Friday, November 30, 2012

How Many? How Much?

We’re happy to welcome a clever new display created by Museum Exhibits Intern and Play Guide Sarah Oh, a junior in Industrial Design at RISD.  How Many? How Much? challenges visitors’ eyes and teases their brains as they count and estimate the quantities of intriguing objects stacked and packed in the Museum’s atrium walkway window boxes. Sarah reflected on her creative process and her work with Exhibits Director Robin Meisner.

How did you choose your materials and how to display them?
Robin and I wanted a combination of unusually shaped things and more commonplace objects that kids see at home or at school. We also wanted to combine manmade objects and natural objects. Then I thought of how to display them that would transform them from ordinary to something special.
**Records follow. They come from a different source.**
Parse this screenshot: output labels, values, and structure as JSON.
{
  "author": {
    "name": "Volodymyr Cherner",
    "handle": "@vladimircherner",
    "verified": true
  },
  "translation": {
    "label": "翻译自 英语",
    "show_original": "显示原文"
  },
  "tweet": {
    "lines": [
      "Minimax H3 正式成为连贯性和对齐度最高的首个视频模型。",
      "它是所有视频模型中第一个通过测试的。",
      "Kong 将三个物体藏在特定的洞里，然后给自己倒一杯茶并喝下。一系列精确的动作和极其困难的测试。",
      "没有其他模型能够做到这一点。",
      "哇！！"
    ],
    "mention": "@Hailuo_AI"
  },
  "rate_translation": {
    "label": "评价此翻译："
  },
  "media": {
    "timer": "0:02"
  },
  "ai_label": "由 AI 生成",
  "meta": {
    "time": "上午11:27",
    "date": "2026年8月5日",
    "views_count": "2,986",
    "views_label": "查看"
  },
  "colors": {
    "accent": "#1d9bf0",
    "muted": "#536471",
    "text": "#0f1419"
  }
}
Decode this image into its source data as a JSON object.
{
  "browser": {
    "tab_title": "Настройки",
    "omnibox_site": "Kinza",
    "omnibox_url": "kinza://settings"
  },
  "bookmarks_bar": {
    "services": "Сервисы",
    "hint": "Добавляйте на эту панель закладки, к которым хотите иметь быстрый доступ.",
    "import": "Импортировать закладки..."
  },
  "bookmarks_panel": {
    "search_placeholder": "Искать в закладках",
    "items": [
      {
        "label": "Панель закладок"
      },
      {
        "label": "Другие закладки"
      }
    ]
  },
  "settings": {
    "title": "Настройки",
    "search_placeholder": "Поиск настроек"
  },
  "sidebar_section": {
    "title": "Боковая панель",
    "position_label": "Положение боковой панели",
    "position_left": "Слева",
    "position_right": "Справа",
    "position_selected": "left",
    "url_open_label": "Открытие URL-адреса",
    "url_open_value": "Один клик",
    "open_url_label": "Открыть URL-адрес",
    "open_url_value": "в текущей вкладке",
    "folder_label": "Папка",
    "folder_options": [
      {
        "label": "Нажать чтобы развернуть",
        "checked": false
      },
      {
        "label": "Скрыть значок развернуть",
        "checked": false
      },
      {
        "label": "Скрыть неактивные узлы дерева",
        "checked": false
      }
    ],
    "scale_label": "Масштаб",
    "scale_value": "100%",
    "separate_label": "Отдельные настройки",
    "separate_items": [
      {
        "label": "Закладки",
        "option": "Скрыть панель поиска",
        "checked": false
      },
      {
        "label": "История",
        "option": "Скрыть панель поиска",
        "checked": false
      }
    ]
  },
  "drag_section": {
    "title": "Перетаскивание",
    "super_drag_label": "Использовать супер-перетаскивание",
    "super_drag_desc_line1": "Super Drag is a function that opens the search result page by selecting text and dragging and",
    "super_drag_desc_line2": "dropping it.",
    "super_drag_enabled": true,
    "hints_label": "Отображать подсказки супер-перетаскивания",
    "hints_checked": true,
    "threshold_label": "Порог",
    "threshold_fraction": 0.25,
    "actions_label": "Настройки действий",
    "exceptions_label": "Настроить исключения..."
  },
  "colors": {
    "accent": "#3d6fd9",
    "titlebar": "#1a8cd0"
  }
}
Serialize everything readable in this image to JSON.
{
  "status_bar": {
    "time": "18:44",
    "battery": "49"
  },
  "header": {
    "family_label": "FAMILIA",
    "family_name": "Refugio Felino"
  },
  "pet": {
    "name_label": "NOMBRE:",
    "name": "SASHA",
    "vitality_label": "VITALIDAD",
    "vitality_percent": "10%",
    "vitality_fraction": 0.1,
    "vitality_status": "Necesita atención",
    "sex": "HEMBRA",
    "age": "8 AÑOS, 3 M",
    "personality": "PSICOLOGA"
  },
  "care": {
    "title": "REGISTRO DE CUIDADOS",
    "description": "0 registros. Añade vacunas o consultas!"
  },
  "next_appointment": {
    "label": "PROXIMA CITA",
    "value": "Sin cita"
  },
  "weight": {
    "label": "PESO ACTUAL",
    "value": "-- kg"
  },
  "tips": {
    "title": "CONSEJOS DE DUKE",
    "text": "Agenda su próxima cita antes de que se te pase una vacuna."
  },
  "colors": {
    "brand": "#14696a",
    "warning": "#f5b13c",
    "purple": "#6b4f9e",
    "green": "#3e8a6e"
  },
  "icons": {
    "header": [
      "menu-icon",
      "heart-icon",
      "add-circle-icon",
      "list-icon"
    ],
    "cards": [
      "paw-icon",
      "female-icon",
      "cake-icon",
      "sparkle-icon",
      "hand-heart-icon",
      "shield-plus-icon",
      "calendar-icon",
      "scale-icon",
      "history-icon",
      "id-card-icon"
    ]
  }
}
What was your concept for the vibrant graphic panels you created to line the boxes?
I took inspiration from the colors I’ve seen around the Museum. I wanted a lot of variety, a lot of diversity in the shapes – some are radial, some are more linear and geometric, others are more curvy. I made all of the designs I could think of and matched them to displays. For objects I planned to display more radially, I matched them with tessellations.
I put mirrors on the sides of each box so the idea of spatial thinking and repetition of objects wasn’t confined to a box but could be extended into infinity, where the mirrors reflect one another.

What was the most challenging box? Your favorite box?
I think I spent more time on the boxes like the nuts and bolts and the clothespins and binder clips because those are very ordinary things. They were more fun, too – trying to display objects in a way that from far away they’re transformed into something else and then close up you get that “aha!” moment of recognizing what it is. My favorite was the animals – it was a lot of connecting to my inner child!

Visitors have been quite engaged since the display debuted, eagerly peering into boxes to figure out what the objects are and guess their quantities. A grandfather with his grandson  commented, “You can see them on both sides – they really use the space beautifully!”

The boxes are paired with a hunt that challenges visitors to identify whole boxes based on a picture of part of their objects and a talk-back board that asks, “Do you wonder how many there are of something? What?”

Check back to see some of their wonderful responses, and thanks to Sarah for her beautiful work!

1 comment:

Cathy said...

Great pictures!